Panel defers rule change extending liquor-to-go hours
Residents oppose rule; department says it’s already a state law
WAILUKU — A bartender, a priest and a group of local students walked into a public hearing on Wednesday to oppose a rule change that would allow Maui County restaurants to serve liquor to go.
The county Liquor Control Department says a state law already allows it and that the county is just clarifying its own rules. The change would allow restaurants and dispensers to serve liquor for off-premises consumption from 6 a.m. to 11 p.m., which brewpubs, wineries and small craft producers already can do.
About two dozen testifiers packed the department’s conference room, many speaking to the dangers of making more alcohol available to the community.
The Liquor Control Commission approved most of the department’s rule changes but deferred several, including the restaurant provision.
During public testimony, students from the Maui Nui Youth Council put on a skit to demonstrate the impacts of different alcohol content and to oppose the department’s proposed definition of a standard drink and the liquor-to-go provision.
“We are opposed to making restaurants retail outlets for alcohol sales,” said Patricio Santiago, a 7th-grader at Seabury Hall. “This will create more alcohol availability in our community, which according to the World Health Organization, is a major contributor to underage drinking. We do not need more underage drinking in our community and hope that you will ensure our safety by not allowing this to happen.”
Rick Collins, director of the Maui Coalition for Drug-Free Youth, said that “prevention science shows that when there is a significant increase in alcohol density that there is an increase in overall alcohol consumption in the community.” According to the Centers for Disease Control and Prevention, higher alcohol density is linked to higher overall violence rates, drunken driving rates and underage drinking, Collins said.

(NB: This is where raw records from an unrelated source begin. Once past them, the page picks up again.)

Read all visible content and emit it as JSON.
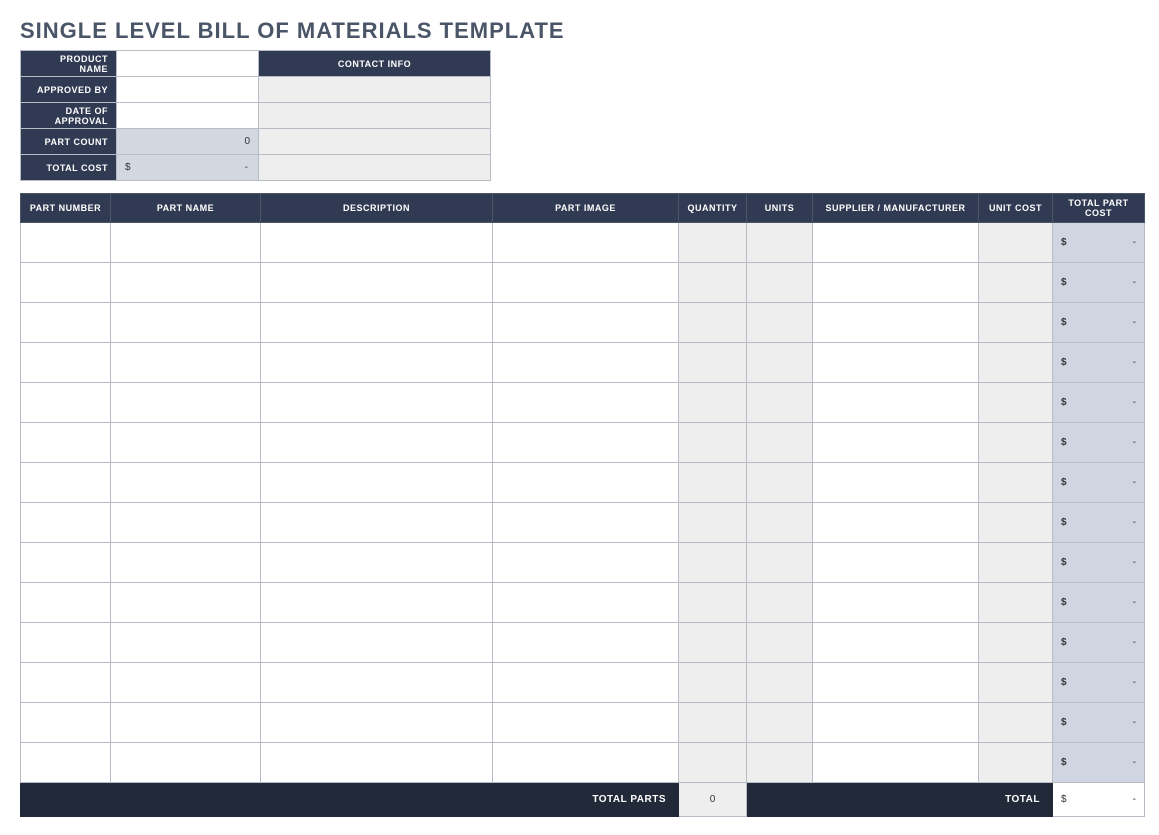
{
  "title": "SINGLE LEVEL BILL OF MATERIALS TEMPLATE",
  "summary": {
    "labels": {
      "product_name": "PRODUCT NAME",
      "approved_by": "APPROVED BY",
      "date_of_approval": "DATE OF APPROVAL",
      "part_count": "PART COUNT",
      "total_cost": "TOTAL COST",
      "contact_info": "CONTACT INFO"
    },
    "values": {
      "product_name": "",
      "approved_by": "",
      "date_of_approval": "",
      "part_count": "0",
      "total_cost_currency": "$",
      "total_cost_value": "-"
    },
    "contact": {
      "r1": "",
      "r2": "",
      "r3": "",
      "r4": ""
    }
  },
  "columns": {
    "part_number": "PART NUMBER",
    "part_name": "PART NAME",
    "description": "DESCRIPTION",
    "part_image": "PART IMAGE",
    "quantity": "QUANTITY",
    "units": "UNITS",
    "supplier": "SUPPLIER / MANUFACTURER",
    "unit_cost": "UNIT COST",
    "total_part_cost": "TOTAL PART COST"
  },
  "rows": [
    {
      "part_number": "",
      "part_name": "",
      "description": "",
      "part_image": "",
      "quantity": "",
      "units": "",
      "supplier": "",
      "unit_cost": "",
      "total_cur": "$",
      "total_val": "-"
    },
    {
      "part_number": "",
      "part_name": "",
      "description": "",
      "part_image": "",
      "quantity": "",
      "units": "",
      "supplier": "",
      "unit_cost": "",
      "total_cur": "$",
      "total_val": "-"
    },
    {
      "part_number": "",
      "part_name": "",
      "description": "",
      "part_image": "",
      "quantity": "",
      "units": "",
      "supplier": "",
      "unit_cost": "",
      "total_cur": "$",
      "total_val": "-"
    },
    {
      "part_number": "",
      "part_name": "",
      "description": "",
      "part_image": "",
      "quantity": "",
      "units": "",
      "supplier": "",
      "unit_cost": "",
      "total_cur": "$",
      "total_val": "-"
    },
    {
      "part_number": "",
      "part_name": "",
      "description": "",
      "part_image": "",
      "quantity": "",
      "units": "",
      "supplier": "",
      "unit_cost": "",
      "total_cur": "$",
      "total_val": "-"
    },
    {
      "part_number": "",
      "part_name": "",
      "description": "",
      "part_image": "",
      "quantity": "",
      "units": "",
      "supplier": "",
      "unit_cost": "",
      "total_cur": "$",
      "total_val": "-"
    },
    {
      "part_number": "",
      "part_name": "",
      "description": "",
      "part_image": "",
      "quantity": "",
      "units": "",
      "supplier": "",
      "unit_cost": "",
      "total_cur": "$",
      "total_val": "-"
    },
    {
      "part_number": "",
      "part_name": "",
      "description": "",
      "part_image": "",
      "quantity": "",
      "units": "",
      "supplier": "",
      "unit_cost": "",
      "total_cur": "$",
      "total_val": "-"
    },
    {
      "part_number": "",
      "part_name": "",
      "description": "",
      "part_image": "",
      "quantity": "",
      "units": "",
      "supplier": "",
      "unit_cost": "",
      "total_cur": "$",
      "total_val": "-"
    },
    {
      "part_number": "",
      "part_name": "",
      "description": "",
      "part_image": "",
      "quantity": "",
      "units": "",
      "supplier": "",
      "unit_cost": "",
      "total_cur": "$",
      "total_val": "-"
    },
    {
      "part_number": "",
      "part_name": "",
      "description": "",
      "part_image": "",
      "quantity": "",
      "units": "",
      "supplier": "",
      "unit_cost": "",
      "total_cur": "$",
      "total_val": "-"
    },
    {
      "part_number": "",
      "part_name": "",
      "description": "",
      "part_image": "",
      "quantity": "",
      "units": "",
      "supplier": "",
      "unit_cost": "",
      "total_cur": "$",
      "total_val": "-"
    },
    {
      "part_number": "",
      "part_name": "",
      "description": "",
      "part_image": "",
      "quantity": "",
      "units": "",
      "supplier": "",
      "unit_cost": "",
      "total_cur": "$",
      "total_val": "-"
    },
    {
      "part_number": "",
      "part_name": "",
      "description": "",
      "part_image": "",
      "quantity": "",
      "units": "",
      "supplier": "",
      "unit_cost": "",
      "total_cur": "$",
      "total_val": "-"
    }
  ],
  "footer": {
    "total_parts_label": "TOTAL PARTS",
    "total_parts_value": "0",
    "total_label": "TOTAL",
    "total_currency": "$",
    "total_value": "-"
  }
}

Opponents included Hang Loose Lounge bartender Jenifer Brown, who said she’d have no way of knowing if people asking for alcohol to go might have underage kids in the car, and Kerith Harding, rector at St. John’s Episcopal Church, who said that the rule change was not something the public wanted but likely spurred by “beverage vendors with corporate interests and others who frankly don’t have the public’s health or interest in mind.”

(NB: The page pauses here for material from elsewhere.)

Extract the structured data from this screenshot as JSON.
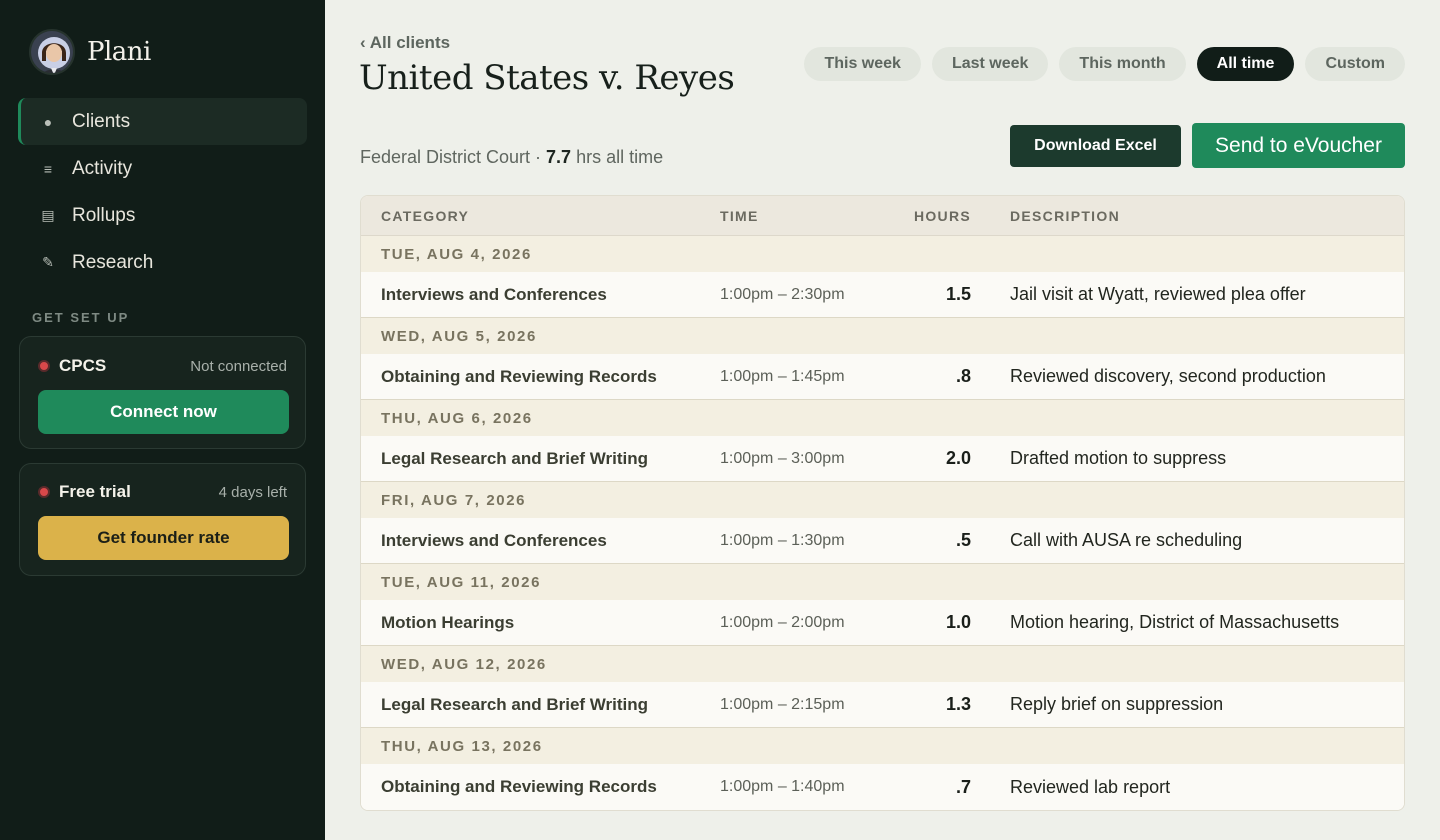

The commission went into a 20-minute executive session before voting to approve most of the rule changes, with five in favor and one commissioner, Alberta de Jetley, abstaining. The changes that were deferred and will likely be taken up at the commission’s next meeting in June include:
• Defining drinks, standard drinks, hosted bars and no-host bars. A “standard drink” would be defined as 5 ounces of wine, 12 ounces of beer or 1¢ ounces of distilled spirits.

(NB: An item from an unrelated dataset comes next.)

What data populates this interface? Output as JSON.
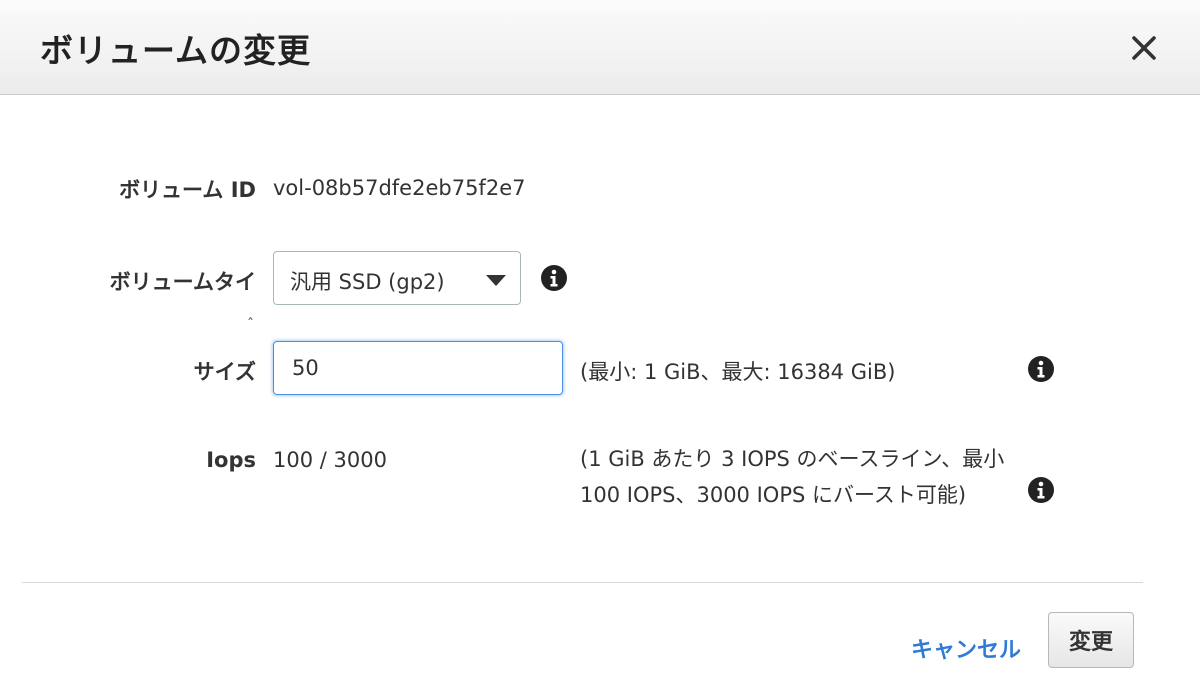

• Allowing restaurants and dispensers to serve liquor for off-premises consumption from 6 a.m. to 11 p.m. and manufacturers and wholesalers to do business at any time.
• Removing the rule that prevents serving more than two drinks at one time to an individual to allow for the serving of flights, provided the combined drinks do not exceed the volume of a standard drink.
When asked in March why the department was considering the restaurant rule change, Liquor Control Director Glenn Mukai said that it was to “even the playing field” since brewpubs, wineries and small craft producers can already sell drinks to go. However, he added Wednesday that it’s actually a state law and that the county is just updating its own rules.
In 2015, the state Legislature passed House Bill 770, which amended state liquor laws to say that a Class 2 restaurant license “shall also authorize the licensee to sell beer, malt beverages or cider for off-premises consumption.” The drink must be sold “in a securely sealed or covered glass, ceramic or metal container that is sold to or provided by the patron,” and the container cannot exceed a half gallon.
Deputy Corporation Counsel Gary Murai said that restaurants in Maui County can already serve liquor for off-premises consumption.
The county can make its laws more restrictive than the state’s in some instances, but if the law says the license “shall” authorize, the county has to follow the state’s lead, First Deputy Corporation Counsel Ed Kushi explained.
The county does have the power to set the hours of sale, and Murai said that the 6 a.m. to 11 p.m. time slot would be consistent with current liquor retail hours in the county. However, it would essentially extend morning liquor-sale hours for restaurants, which can currently serve liquor for on-premises consumption from 8 a.m. until 2 a.m. the next day.
Collins said the coalition planned to do more legal analysis before the next meeting and was still opposed to the rule change.
Some of the other changes passed by the commission Wednesday include:
• Removing application requirements for state Department of Health clearance, federal tax clearance and guaranty or bond
• Allowing the director to approve change of location applications without a hearing for Class 8 transient vessels and Class 9 tour or cruise vessels
• Allowing the commission to issue a license while an applicant is validly challenging a tax assessment
• Allowing a license holder to place a license with the commission for temporary “safekeeping”
• Adding a special, per day, fundraising event fee of $0 to clarify the rules. The current license class fees do not list fundraising events
• Ending reciprocity between counties for liquor certificates.
To see a full list of the rules, visit mauicounty.gov/1004/ RulesLaws.
* Colleen Uechi can be reached at firstname.lastname@example.org.